— PROBLEM —
Pick every line from the data that holds the word "this".

DATA SECTION: Begin

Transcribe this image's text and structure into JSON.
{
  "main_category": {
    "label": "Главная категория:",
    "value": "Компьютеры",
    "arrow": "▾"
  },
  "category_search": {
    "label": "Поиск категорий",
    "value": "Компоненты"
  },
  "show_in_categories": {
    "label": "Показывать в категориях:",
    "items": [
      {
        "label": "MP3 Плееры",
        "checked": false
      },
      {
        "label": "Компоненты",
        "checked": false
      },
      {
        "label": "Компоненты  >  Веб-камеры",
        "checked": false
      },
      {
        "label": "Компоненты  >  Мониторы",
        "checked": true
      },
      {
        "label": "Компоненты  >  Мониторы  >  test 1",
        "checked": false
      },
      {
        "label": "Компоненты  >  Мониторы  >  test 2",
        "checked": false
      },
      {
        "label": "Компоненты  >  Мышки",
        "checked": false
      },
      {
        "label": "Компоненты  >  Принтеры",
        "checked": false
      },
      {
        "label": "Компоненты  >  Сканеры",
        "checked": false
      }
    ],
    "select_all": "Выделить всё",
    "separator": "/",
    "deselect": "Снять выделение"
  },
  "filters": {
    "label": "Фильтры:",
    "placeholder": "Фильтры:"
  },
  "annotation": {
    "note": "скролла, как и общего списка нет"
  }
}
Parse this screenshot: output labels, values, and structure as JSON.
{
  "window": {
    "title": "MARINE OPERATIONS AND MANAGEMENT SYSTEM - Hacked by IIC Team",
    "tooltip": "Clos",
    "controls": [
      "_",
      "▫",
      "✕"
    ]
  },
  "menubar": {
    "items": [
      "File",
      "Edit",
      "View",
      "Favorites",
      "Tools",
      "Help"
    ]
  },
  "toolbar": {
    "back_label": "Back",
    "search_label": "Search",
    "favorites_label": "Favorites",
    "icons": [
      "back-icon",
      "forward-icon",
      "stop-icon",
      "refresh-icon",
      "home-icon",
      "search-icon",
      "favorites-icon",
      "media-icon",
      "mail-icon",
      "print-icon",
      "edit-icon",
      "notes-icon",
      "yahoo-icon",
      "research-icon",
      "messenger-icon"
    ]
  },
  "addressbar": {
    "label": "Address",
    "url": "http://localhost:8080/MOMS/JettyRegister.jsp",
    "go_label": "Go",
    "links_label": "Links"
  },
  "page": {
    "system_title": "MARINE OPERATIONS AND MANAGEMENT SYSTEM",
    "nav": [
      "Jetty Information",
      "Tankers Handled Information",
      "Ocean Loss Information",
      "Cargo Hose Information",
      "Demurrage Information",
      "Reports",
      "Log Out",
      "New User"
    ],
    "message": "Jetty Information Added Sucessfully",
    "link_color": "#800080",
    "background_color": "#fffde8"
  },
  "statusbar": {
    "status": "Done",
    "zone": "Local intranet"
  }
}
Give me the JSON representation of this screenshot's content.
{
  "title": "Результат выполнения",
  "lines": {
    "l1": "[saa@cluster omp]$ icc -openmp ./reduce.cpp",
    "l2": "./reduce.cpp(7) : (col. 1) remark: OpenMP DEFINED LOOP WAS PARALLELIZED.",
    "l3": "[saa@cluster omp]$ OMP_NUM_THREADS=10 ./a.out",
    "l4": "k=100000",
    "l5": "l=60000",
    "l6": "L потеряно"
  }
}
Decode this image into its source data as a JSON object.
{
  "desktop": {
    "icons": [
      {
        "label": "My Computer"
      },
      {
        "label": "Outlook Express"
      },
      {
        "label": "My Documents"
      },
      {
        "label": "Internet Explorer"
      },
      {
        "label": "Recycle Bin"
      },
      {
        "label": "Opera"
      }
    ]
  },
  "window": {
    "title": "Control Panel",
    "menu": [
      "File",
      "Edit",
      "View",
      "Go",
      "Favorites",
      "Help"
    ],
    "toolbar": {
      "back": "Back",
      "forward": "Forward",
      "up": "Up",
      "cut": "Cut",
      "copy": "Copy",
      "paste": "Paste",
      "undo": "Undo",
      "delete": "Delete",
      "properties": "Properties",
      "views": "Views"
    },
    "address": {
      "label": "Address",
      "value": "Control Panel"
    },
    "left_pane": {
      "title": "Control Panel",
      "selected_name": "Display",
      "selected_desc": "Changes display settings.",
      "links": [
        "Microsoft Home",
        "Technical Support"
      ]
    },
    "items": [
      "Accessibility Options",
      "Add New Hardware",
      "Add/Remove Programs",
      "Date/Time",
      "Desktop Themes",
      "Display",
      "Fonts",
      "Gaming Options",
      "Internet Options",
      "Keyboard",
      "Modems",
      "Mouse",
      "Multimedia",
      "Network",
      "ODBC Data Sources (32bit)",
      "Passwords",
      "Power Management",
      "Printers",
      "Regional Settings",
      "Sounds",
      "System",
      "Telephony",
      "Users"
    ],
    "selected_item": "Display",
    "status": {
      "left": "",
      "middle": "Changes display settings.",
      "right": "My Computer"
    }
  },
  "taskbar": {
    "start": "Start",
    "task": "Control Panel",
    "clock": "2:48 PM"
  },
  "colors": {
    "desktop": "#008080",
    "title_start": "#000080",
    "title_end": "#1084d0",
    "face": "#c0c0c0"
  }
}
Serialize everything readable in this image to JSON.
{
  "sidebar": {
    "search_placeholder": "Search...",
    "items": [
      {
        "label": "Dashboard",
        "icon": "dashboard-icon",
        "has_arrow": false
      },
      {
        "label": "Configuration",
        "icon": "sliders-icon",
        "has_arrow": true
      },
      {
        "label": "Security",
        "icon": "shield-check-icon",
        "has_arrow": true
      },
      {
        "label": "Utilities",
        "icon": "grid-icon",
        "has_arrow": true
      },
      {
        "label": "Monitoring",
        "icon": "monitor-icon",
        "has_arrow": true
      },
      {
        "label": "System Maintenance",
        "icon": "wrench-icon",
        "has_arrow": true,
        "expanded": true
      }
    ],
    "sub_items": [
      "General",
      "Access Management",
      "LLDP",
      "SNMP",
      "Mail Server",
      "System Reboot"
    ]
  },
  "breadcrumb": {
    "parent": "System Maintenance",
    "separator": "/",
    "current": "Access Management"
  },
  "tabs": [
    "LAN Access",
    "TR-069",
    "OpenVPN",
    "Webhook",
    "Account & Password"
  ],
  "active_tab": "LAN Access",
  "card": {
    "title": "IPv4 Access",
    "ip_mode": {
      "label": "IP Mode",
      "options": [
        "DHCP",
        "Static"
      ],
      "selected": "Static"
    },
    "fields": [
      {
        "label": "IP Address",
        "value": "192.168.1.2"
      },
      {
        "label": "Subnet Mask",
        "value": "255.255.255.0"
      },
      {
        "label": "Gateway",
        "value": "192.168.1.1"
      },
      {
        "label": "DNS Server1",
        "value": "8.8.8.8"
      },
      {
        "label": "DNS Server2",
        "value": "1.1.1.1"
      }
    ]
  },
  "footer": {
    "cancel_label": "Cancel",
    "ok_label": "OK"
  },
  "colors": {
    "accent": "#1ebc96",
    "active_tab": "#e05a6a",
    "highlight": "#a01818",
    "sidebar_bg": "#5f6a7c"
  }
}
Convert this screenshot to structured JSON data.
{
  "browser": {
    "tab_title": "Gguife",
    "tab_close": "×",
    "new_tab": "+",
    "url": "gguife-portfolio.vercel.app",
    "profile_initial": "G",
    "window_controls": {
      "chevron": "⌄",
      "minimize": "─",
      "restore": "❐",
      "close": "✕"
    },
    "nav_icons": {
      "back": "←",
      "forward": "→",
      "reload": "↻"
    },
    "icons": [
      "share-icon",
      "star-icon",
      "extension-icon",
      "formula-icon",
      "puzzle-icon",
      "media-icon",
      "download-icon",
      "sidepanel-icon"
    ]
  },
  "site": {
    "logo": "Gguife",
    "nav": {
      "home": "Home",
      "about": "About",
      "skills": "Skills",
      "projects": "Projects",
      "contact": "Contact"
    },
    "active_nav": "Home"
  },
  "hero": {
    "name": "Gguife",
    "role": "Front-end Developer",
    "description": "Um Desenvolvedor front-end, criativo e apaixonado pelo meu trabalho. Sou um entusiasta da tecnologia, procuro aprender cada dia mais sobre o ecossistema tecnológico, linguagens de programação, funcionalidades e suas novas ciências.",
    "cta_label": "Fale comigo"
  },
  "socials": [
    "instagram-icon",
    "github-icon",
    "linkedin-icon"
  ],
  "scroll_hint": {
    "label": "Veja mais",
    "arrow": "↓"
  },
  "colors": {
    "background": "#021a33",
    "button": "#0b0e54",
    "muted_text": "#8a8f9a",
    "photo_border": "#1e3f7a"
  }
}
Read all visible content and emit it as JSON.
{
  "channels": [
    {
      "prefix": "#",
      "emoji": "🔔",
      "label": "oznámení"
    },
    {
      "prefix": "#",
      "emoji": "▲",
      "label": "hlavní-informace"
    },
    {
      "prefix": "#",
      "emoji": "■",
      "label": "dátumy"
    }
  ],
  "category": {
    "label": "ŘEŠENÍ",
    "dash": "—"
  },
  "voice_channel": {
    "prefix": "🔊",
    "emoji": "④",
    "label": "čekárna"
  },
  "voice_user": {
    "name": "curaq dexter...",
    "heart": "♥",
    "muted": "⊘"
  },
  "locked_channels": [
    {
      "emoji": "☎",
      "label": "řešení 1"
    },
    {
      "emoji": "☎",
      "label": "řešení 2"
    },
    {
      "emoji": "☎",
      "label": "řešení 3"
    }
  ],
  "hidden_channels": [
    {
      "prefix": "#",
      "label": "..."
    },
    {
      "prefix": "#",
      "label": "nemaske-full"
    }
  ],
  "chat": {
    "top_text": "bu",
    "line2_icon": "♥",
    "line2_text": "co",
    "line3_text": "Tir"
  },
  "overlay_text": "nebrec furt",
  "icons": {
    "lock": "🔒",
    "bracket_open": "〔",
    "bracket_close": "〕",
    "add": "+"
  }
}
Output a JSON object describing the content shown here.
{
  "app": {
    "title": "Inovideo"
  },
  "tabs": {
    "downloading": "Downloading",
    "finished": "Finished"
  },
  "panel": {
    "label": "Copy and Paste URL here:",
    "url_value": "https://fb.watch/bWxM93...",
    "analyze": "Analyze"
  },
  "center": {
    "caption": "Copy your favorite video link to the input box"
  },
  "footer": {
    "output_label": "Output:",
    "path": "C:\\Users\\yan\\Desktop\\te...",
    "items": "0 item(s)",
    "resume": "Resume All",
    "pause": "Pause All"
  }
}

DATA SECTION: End

— EXERCISE ANSWER —
Transcribe this image's text and structure into JSON.
Parse this screenshot: output labels, values, and structure as JSON.
Give me the JSON representation of this screenshot's content.
Decode this image into its source data as a JSON object.
Serialize everything readable in this image to JSON.
Convert this screenshot to structured JSON data.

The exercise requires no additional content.